“Growing up, I noticed a lot of times kids had a lot of bickering
going on at home. I didn't because there was nobody to bicker with,”
says Dr. Robert Butterworth, a Los Angeles child psychologist and an
only child now raising an only child.
Research shows that only children tend to be successful in life, he
says, thanks to their educational opportunities. Even if their
parents don't have high incomes, they still are in better financial
shape to ship one child off to college than two or three.
Another positive attribute, Dr. Butterworth says, is because only
children don't spend a lot of time playing with peers, they develop
fairly intricate imaginations. “They have to amuse themselves a lot
more than the average child.”
Jermel Pigram, 16, of North Avondale, sees advantages of being an
only child. “My parents have more time to focus on me. You get more
stuff. The downside is you're lonely a lot of time.”
During those times, he works on his computer, plays video games and
watches television. “I'm kind of quiet,” says the junior at Harmony
Community School, Bond Hill. “I like to be around other people, but
sometimes I like to stay to myself.”
When his friends complain about siblings who aggravate them, he's
thankful that's one problem he doesn't have.
“The sibling rivalry problem can be very severe for some children,” says Dr. Patricia Nachman, a New York City psychologist and author of You and Your Only Child: The Joys, Myths, and Challenges of Raising an Only Child (Harperperennial; $12).
“You don't have that, at least in the traditional way. You may get

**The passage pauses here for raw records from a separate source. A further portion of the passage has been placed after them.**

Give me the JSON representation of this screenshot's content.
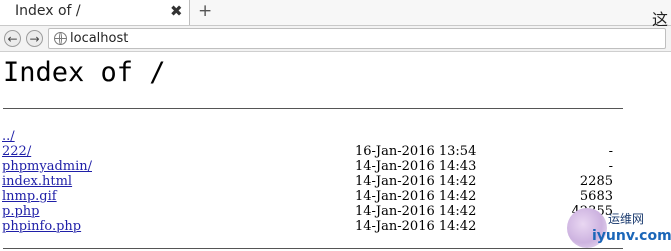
{
  "browser": {
    "tab_title": "Index of /",
    "tab_close": "✖",
    "new_tab": "+",
    "corner_char": "这",
    "back": "←",
    "forward": "→",
    "url": "localhost"
  },
  "page": {
    "heading": "Index of /",
    "entries": [
      {
        "name": "../",
        "date": "",
        "size": ""
      },
      {
        "name": "222/",
        "date": "16-Jan-2016 13:54",
        "size": "-"
      },
      {
        "name": "phpmyadmin/",
        "date": "14-Jan-2016 14:43",
        "size": "-"
      },
      {
        "name": "index.html",
        "date": "14-Jan-2016 14:42",
        "size": "2285"
      },
      {
        "name": "lnmp.gif",
        "date": "14-Jan-2016 14:42",
        "size": "5683"
      },
      {
        "name": "p.php",
        "date": "14-Jan-2016 14:42",
        "size": "42355"
      },
      {
        "name": "phpinfo.php",
        "date": "14-Jan-2016 14:42",
        "size": ""
      }
    ]
  },
  "watermark": {
    "line1": "运维网",
    "line2": "iyunv.com"
  }
}
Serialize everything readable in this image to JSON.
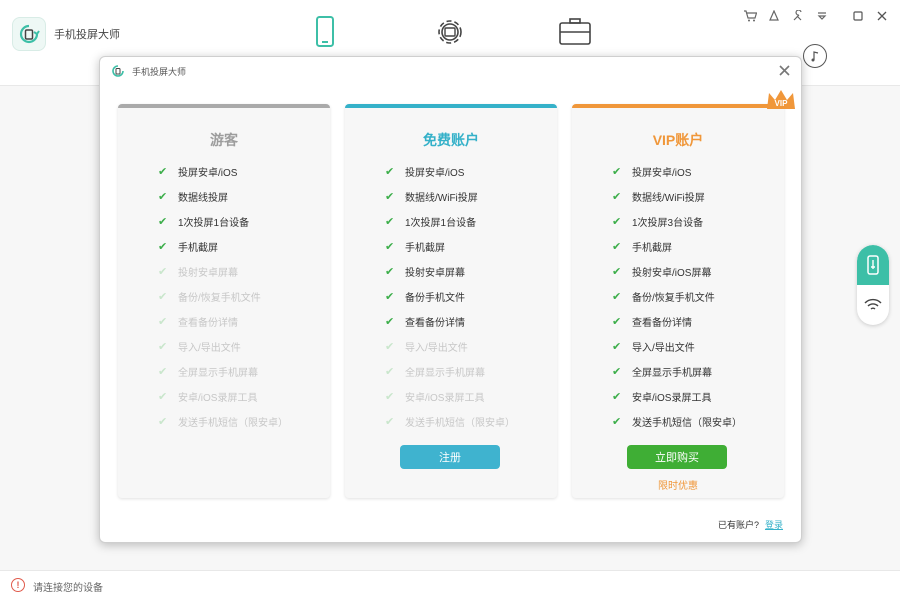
{
  "app": {
    "title": "手机投屏大师",
    "status_text": "请连接您的设备"
  },
  "dialog": {
    "title": "手机投屏大师",
    "login_prompt": "已有账户?",
    "login_link": "登录"
  },
  "plans": {
    "guest": {
      "title": "游客",
      "features": [
        {
          "label": "投屏安卓/iOS",
          "enabled": true
        },
        {
          "label": "数据线投屏",
          "enabled": true
        },
        {
          "label": "1次投屏1台设备",
          "enabled": true
        },
        {
          "label": "手机截屏",
          "enabled": true
        },
        {
          "label": "投射安卓屏幕",
          "enabled": false
        },
        {
          "label": "备份/恢复手机文件",
          "enabled": false
        },
        {
          "label": "查看备份详情",
          "enabled": false
        },
        {
          "label": "导入/导出文件",
          "enabled": false
        },
        {
          "label": "全屏显示手机屏幕",
          "enabled": false
        },
        {
          "label": "安卓/iOS录屏工具",
          "enabled": false
        },
        {
          "label": "发送手机短信（限安卓）",
          "enabled": false
        }
      ]
    },
    "free": {
      "title": "免费账户",
      "button": "注册",
      "features": [
        {
          "label": "投屏安卓/iOS",
          "enabled": true
        },
        {
          "label": "数据线/WiFi投屏",
          "enabled": true
        },
        {
          "label": "1次投屏1台设备",
          "enabled": true
        },
        {
          "label": "手机截屏",
          "enabled": true
        },
        {
          "label": "投射安卓屏幕",
          "enabled": true
        },
        {
          "label": "备份手机文件",
          "enabled": true
        },
        {
          "label": "查看备份详情",
          "enabled": true
        },
        {
          "label": "导入/导出文件",
          "enabled": false
        },
        {
          "label": "全屏显示手机屏幕",
          "enabled": false
        },
        {
          "label": "安卓/iOS录屏工具",
          "enabled": false
        },
        {
          "label": "发送手机短信（限安卓）",
          "enabled": false
        }
      ]
    },
    "vip": {
      "title": "VIP账户",
      "badge": "VIP",
      "button": "立即购买",
      "promo": "限时优惠",
      "features": [
        {
          "label": "投屏安卓/iOS",
          "enabled": true
        },
        {
          "label": "数据线/WiFi投屏",
          "enabled": true
        },
        {
          "label": "1次投屏3台设备",
          "enabled": true
        },
        {
          "label": "手机截屏",
          "enabled": true
        },
        {
          "label": "投射安卓/iOS屏幕",
          "enabled": true
        },
        {
          "label": "备份/恢复手机文件",
          "enabled": true
        },
        {
          "label": "查看备份详情",
          "enabled": true
        },
        {
          "label": "导入/导出文件",
          "enabled": true
        },
        {
          "label": "全屏显示手机屏幕",
          "enabled": true
        },
        {
          "label": "安卓/iOS录屏工具",
          "enabled": true
        },
        {
          "label": "发送手机短信（限安卓）",
          "enabled": true
        }
      ]
    }
  },
  "colors": {
    "accent_teal": "#35b1c9",
    "accent_orange": "#f0973a",
    "accent_green": "#3fae35",
    "check_green": "#3cae4a"
  },
  "icons": {
    "nav": [
      "phone-icon",
      "settings-gear-icon",
      "toolbox-icon"
    ],
    "window": [
      "cart-icon",
      "user-icon",
      "tools-icon",
      "menu-icon",
      "maximize-icon",
      "close-icon"
    ]
  }
}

it still with other children in your class and friends.”
Another advantage, she says, is only children get a lot of attention
from their parents and have somewhat closer relationships with their

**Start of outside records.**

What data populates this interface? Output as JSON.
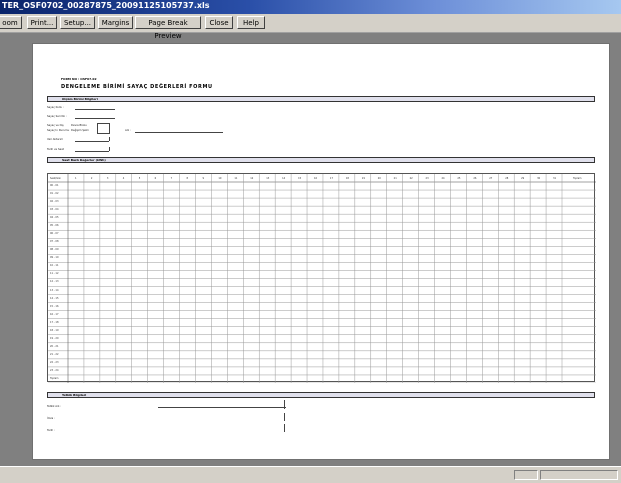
{
  "window": {
    "title": "TER_OSF0702_00287875_20091125105737.xls"
  },
  "toolbar": {
    "buttons": [
      {
        "id": "zoom",
        "label": "oom"
      },
      {
        "id": "print",
        "label": "Print..."
      },
      {
        "id": "setup",
        "label": "Setup..."
      },
      {
        "id": "margins",
        "label": "Margins"
      },
      {
        "id": "page-break-preview",
        "label": "Page Break Preview"
      },
      {
        "id": "close",
        "label": "Close"
      },
      {
        "id": "help",
        "label": "Help"
      }
    ]
  },
  "form": {
    "form_no": "FORM NO : OSF07.02",
    "title": "DENGELEME BİRİMİ SAYAÇ DEĞERLERİ FORMU",
    "section1": {
      "header": "Olçüm Birimi Bilgileri",
      "fields": [
        "Sayaç Kodu :",
        "Sayaç Seri No :",
        "Sayaç ve Dış",
        "Sayaç'ın Durumu",
        "Veri Aktarım",
        "Tarih ve Saat"
      ],
      "extra_left": [
        "Devre Bloku",
        "Değişim Şekli"
      ],
      "extra_right": "Adı :"
    },
    "section2": {
      "header": "Saat Bazlı Değerler (kWh)"
    },
    "grid": {
      "first_col_header": "Saat/Gün",
      "day_numbers": [
        "1",
        "2",
        "3",
        "4",
        "5",
        "6",
        "7",
        "8",
        "9",
        "10",
        "11",
        "12",
        "13",
        "14",
        "15",
        "16",
        "17",
        "18",
        "19",
        "20",
        "21",
        "22",
        "23",
        "24",
        "25",
        "26",
        "27",
        "28",
        "29",
        "30",
        "31"
      ],
      "total_header": "Toplam",
      "hours": [
        "00 - 01",
        "01 - 02",
        "02 - 03",
        "03 - 04",
        "04 - 05",
        "05 - 06",
        "06 - 07",
        "07 - 08",
        "08 - 09",
        "09 - 10",
        "10 - 11",
        "11 - 12",
        "12 - 13",
        "13 - 14",
        "14 - 15",
        "15 - 16",
        "16 - 17",
        "17 - 18",
        "18 - 19",
        "19 - 20",
        "20 - 21",
        "21 - 22",
        "22 - 23",
        "23 - 24",
        "Toplam"
      ]
    },
    "section3": {
      "header": "Tetkik Bilgileri",
      "fields": [
        "Tetkik Adı :",
        "İmza :",
        "Tarih :"
      ]
    }
  },
  "colors": {
    "title_bar_start": "#0a246a",
    "title_bar_end": "#a6c8f0",
    "section_header_fill": "#e0e0ec",
    "chrome": "#d4d0c8",
    "background": "#808080"
  }
}
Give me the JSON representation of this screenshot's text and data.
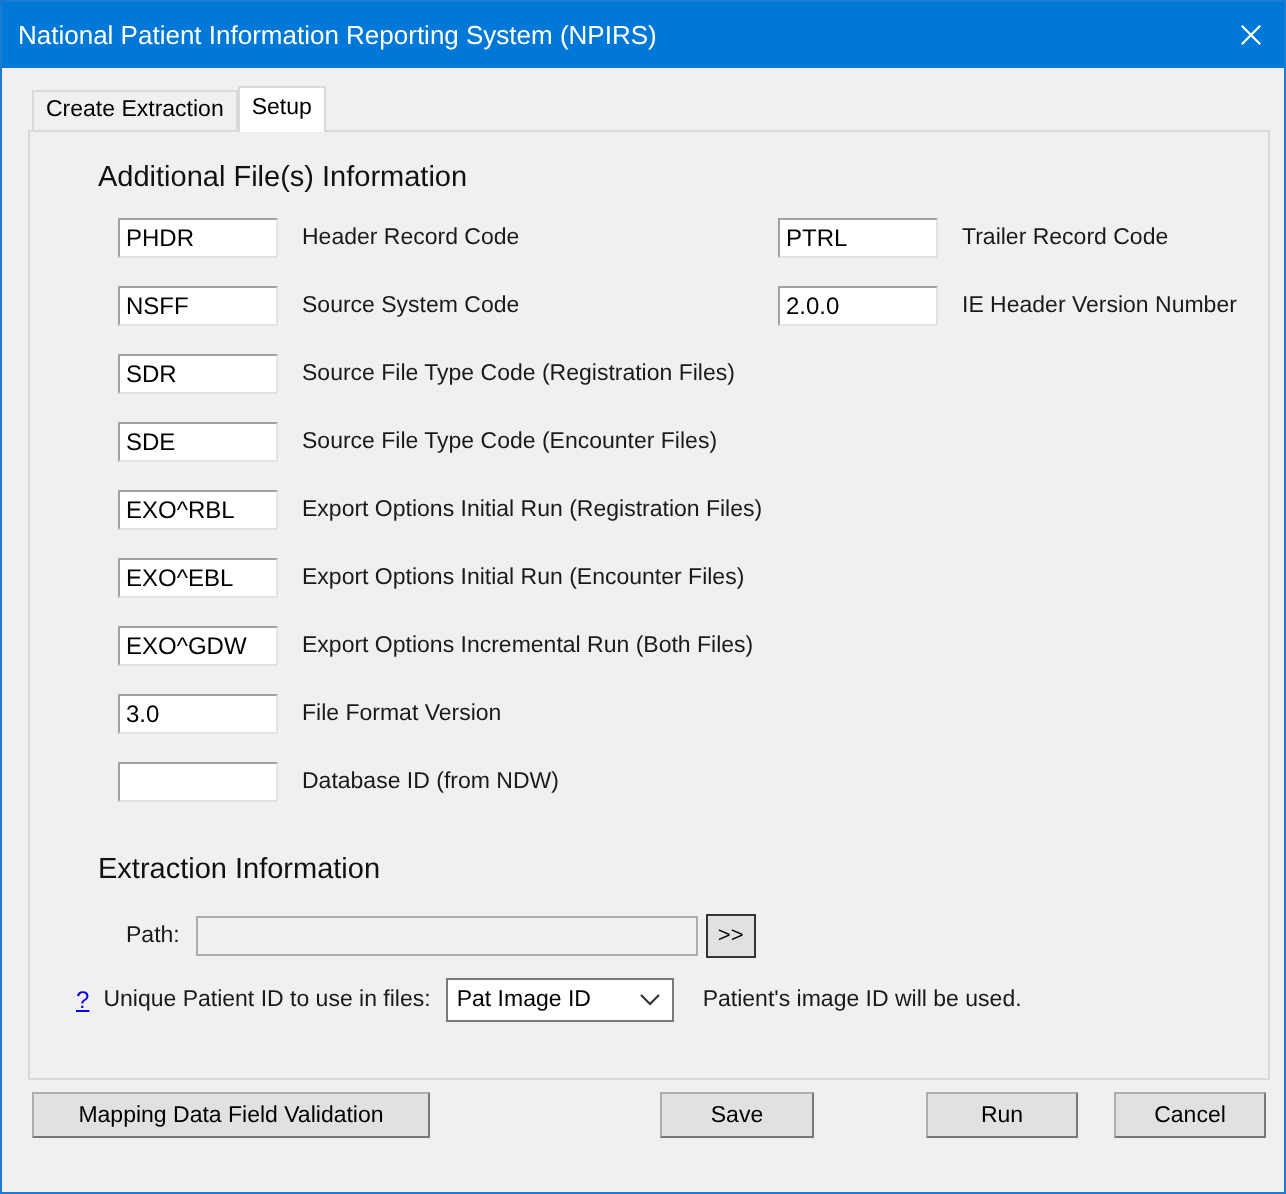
{
  "window": {
    "title": "National Patient Information Reporting System (NPIRS)"
  },
  "tabs": [
    {
      "label": "Create Extraction",
      "selected": false
    },
    {
      "label": "Setup",
      "selected": true
    }
  ],
  "additional_info": {
    "heading": "Additional File(s) Information",
    "rows": [
      {
        "left": {
          "value": "PHDR",
          "label": "Header Record Code"
        },
        "right": {
          "value": "PTRL",
          "label": "Trailer Record Code"
        }
      },
      {
        "left": {
          "value": "NSFF",
          "label": "Source System Code"
        },
        "right": {
          "value": "2.0.0",
          "label": "IE Header Version Number"
        }
      },
      {
        "left": {
          "value": "SDR",
          "label": "Source File Type Code (Registration Files)"
        }
      },
      {
        "left": {
          "value": "SDE",
          "label": "Source File Type Code (Encounter Files)"
        }
      },
      {
        "left": {
          "value": "EXO^RBL",
          "label": "Export Options Initial Run (Registration Files)"
        }
      },
      {
        "left": {
          "value": "EXO^EBL",
          "label": "Export Options Initial Run (Encounter Files)"
        }
      },
      {
        "left": {
          "value": "EXO^GDW",
          "label": "Export Options Incremental Run (Both Files)"
        }
      },
      {
        "left": {
          "value": "3.0",
          "label": "File Format Version"
        }
      },
      {
        "left": {
          "label": "Database ID (from NDW)"
        }
      }
    ]
  },
  "extraction_info": {
    "heading": "Extraction Information",
    "path": {
      "label": "Path:",
      "disabled": true,
      "browse_button": ">>"
    },
    "patient_id": {
      "help_link": "?",
      "label": "Unique Patient ID to use in files:",
      "selection": "Pat Image ID",
      "note": "Patient's image ID will be used."
    }
  },
  "buttons": [
    "Mapping Data Field Validation",
    "Save",
    "Run",
    "Cancel"
  ]
}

Children tend to score slightly higher on intelligence tests, says
Dr. Newman, a psychologist and Rutgers University professor in New

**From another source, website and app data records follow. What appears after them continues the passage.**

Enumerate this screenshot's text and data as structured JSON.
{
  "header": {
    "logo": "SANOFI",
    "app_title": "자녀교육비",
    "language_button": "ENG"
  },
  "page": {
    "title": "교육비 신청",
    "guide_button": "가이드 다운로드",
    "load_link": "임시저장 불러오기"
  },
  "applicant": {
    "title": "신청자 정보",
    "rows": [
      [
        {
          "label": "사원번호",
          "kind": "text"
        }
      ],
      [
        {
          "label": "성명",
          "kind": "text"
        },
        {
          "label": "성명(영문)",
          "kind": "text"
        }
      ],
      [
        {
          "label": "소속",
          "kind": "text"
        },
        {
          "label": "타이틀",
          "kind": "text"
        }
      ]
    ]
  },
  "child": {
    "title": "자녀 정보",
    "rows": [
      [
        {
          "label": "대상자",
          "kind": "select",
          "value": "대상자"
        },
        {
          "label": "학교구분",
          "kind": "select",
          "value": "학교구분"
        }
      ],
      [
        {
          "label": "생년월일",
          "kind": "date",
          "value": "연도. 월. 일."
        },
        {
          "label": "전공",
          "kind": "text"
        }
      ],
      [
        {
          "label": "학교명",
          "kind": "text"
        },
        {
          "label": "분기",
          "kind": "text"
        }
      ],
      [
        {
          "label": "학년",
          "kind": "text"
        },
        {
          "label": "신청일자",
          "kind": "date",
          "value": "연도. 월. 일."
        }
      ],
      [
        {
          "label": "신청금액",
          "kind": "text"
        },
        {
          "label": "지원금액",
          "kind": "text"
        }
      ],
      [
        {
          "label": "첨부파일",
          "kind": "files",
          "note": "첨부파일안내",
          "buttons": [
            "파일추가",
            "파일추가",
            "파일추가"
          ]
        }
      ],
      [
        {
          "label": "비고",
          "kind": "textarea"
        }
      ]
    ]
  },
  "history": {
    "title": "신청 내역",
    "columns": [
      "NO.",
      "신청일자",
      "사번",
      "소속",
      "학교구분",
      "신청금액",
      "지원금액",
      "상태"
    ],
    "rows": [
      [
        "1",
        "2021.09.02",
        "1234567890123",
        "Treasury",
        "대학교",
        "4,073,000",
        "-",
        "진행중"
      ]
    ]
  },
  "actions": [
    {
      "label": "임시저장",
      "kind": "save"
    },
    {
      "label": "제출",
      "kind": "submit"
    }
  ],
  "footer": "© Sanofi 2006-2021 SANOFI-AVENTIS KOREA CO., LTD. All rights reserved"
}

Jersey. “They have more adult input, more of the family resources
going toward increasing their backgrounds, their intelligence, their
exposure to the world. It's logical that "onlies' will do a little
“Obviously, they have the advantages of more money for parents to
spend on them, more time, more exposure to adult thinking, more
likelihood as they get older that the family will eat together.”
Several studies show spending time together at meals reduces the
risk of behaviors, such as drinking, drugs and school problems. With
an only child, there are fewer activities to schedule dinner around.
You don't have one child going to soccer and another to dance.
Even after making a conscious decision to have one child
and knowing all the advantages, experts say parents can still harbor
pangs of guilt, especially when a child begs for a sibling.
Ms. Mallory wants those parents to know Josh rarely raises the
“I never feel guilty,” Ms. Mallory says. “If the worst thing that
happens to my child is that he's an only child, he'll have a good